‘Lots of risk for a low-margin game.” That is how David Harvey, head of Raeburn Fine Wines’ London office, describes the Bordeaux en primeur system. In Bordeaux’s version of the futures market, producers sell the latest vintage before it is bottled and delivered to the customer up to 24 months later. It is an opaque, low-tech system fraught with financial risk for the participants, yet one that, for decades, has been central to the Bordeaux wine trade. However, both its scope and its primary objective are evolving.

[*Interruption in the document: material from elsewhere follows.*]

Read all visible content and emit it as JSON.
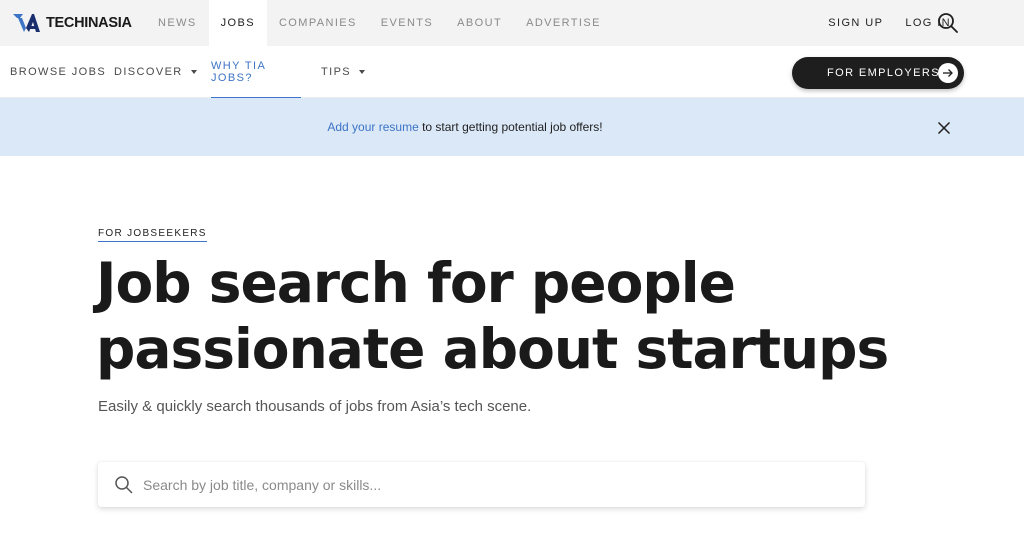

UK importer Raeburn ceased almost all en primeur activity after the 2010 campaign, whose high prices provoked the “Bordeaux-bashing” seen in recent years. “The only potential price movement on the hyped ’09s and ’10s is down,” says Harvey, referring to two vintages. He believes most of the top wines — grands crus classés — are as “valuable as junk bonds”, calling them “expensive oak-infused beverages”. His minority view represents the most extreme face of Bordeaux’s detractors.